Inherited autoinflammatory diseases are secondary to mutations of proteins playing a pivotal role in the regulation of the innate immunity leading to seemingly unprovoked episodes of inflammation. The understanding of the molecular pathways involved in these disorders has shed new lights on the pattern of activation and maintenance of the inflammatory response and disclosed new molecular therapeutic targets. Cryopyrin-associated periodic syndrome (CAPS) represents the prototype of an autoinflammatory disease.
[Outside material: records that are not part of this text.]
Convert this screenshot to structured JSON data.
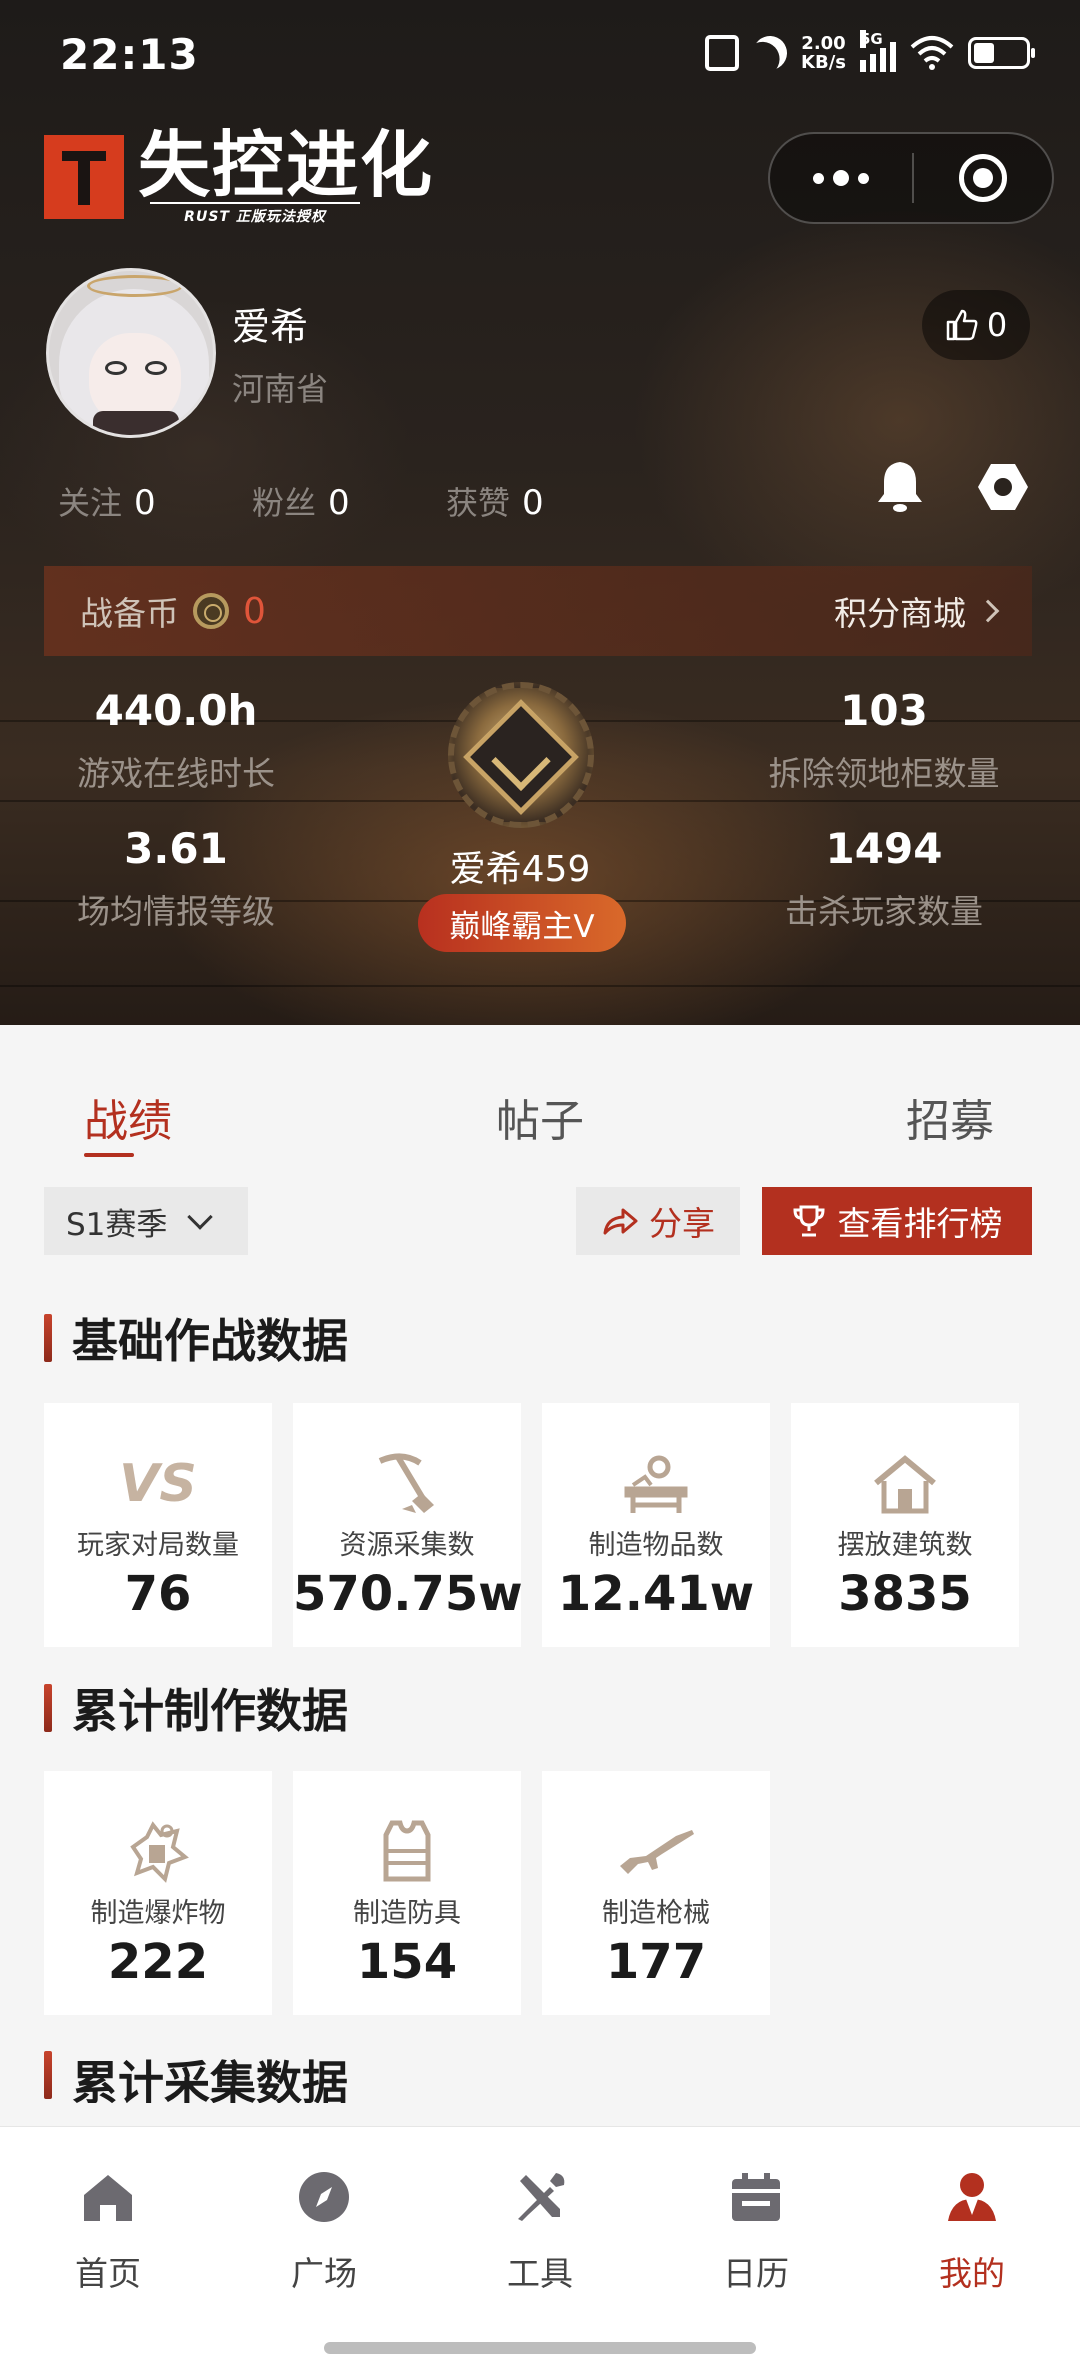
{
  "status_bar": {
    "time": "22:13",
    "net_speed_value": "2.00",
    "net_speed_unit": "KB/s",
    "network": "5G"
  },
  "header": {
    "logo_text": "失控进化",
    "logo_subtitle": "RUST 正版玩法授权"
  },
  "profile": {
    "name": "爱希",
    "region": "河南省",
    "likes": "0",
    "follow_label": "关注",
    "follow_count": "0",
    "fans_label": "粉丝",
    "fans_count": "0",
    "praised_label": "获赞",
    "praised_count": "0"
  },
  "coins": {
    "label": "战备币",
    "value": "0",
    "shop_label": "积分商城"
  },
  "metrics": {
    "online_hours": {
      "value": "440.0h",
      "label": "游戏在线时长"
    },
    "intel_level": {
      "value": "3.61",
      "label": "场均情报等级"
    },
    "demolished": {
      "value": "103",
      "label": "拆除领地柜数量"
    },
    "kills": {
      "value": "1494",
      "label": "击杀玩家数量"
    }
  },
  "rank": {
    "name": "爱希459",
    "tier": "巅峰霸主V"
  },
  "tabs": [
    "战绩",
    "帖子",
    "招募"
  ],
  "season": {
    "selected": "S1赛季"
  },
  "actions": {
    "share": "分享",
    "leaderboard": "查看排行榜"
  },
  "sections": {
    "basic": {
      "title": "基础作战数据",
      "cards": [
        {
          "icon": "vs-icon",
          "label": "玩家对局数量",
          "value": "76"
        },
        {
          "icon": "pickaxe-icon",
          "label": "资源采集数",
          "value": "570.75w"
        },
        {
          "icon": "workbench-icon",
          "label": "制造物品数",
          "value": "12.41w"
        },
        {
          "icon": "house-icon",
          "label": "摆放建筑数",
          "value": "3835"
        }
      ]
    },
    "crafting": {
      "title": "累计制作数据",
      "cards": [
        {
          "icon": "explosive-icon",
          "label": "制造爆炸物",
          "value": "222"
        },
        {
          "icon": "armor-icon",
          "label": "制造防具",
          "value": "154"
        },
        {
          "icon": "rifle-icon",
          "label": "制造枪械",
          "value": "177"
        }
      ]
    },
    "gathering": {
      "title": "累计采集数据"
    }
  },
  "bottom_nav": [
    {
      "icon": "home-icon",
      "label": "首页"
    },
    {
      "icon": "compass-icon",
      "label": "广场"
    },
    {
      "icon": "tools-icon",
      "label": "工具"
    },
    {
      "icon": "calendar-icon",
      "label": "日历"
    },
    {
      "icon": "profile-icon",
      "label": "我的",
      "active": true
    }
  ],
  "colors": {
    "accent": "#b3301f",
    "hero_bg": "#2a231e",
    "page_bg": "#f5f5f5",
    "icon_beige": "#b8a593"
  }
}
The study of the pathophysiological consequence of mutations in the cryopyrin gene (NLRP3) allowed the identification of intracellular pathways responsible for the activation and secretion of the potent inflammatory cytokine interleukin-1β (IL-1β). It became clear that several multi-factorial inflammatory conditions display a number of pathogenic and clinical similarities with inherited autoinflammatory diseases. The dramatic effect of interleukin-1 (IL-1) blockade in CAPS opened new perspectives for the treatment of other inherited and multi-factorial autoinflammatory disorders. Several IL-1 blockers are now available on the market. In this review we outline the more recent novelties in the treatment with different IL-1 blockers in inherited and multi-factorial autoinflammatory diseases.

No MeSH data available.


Related in: MedlinePlus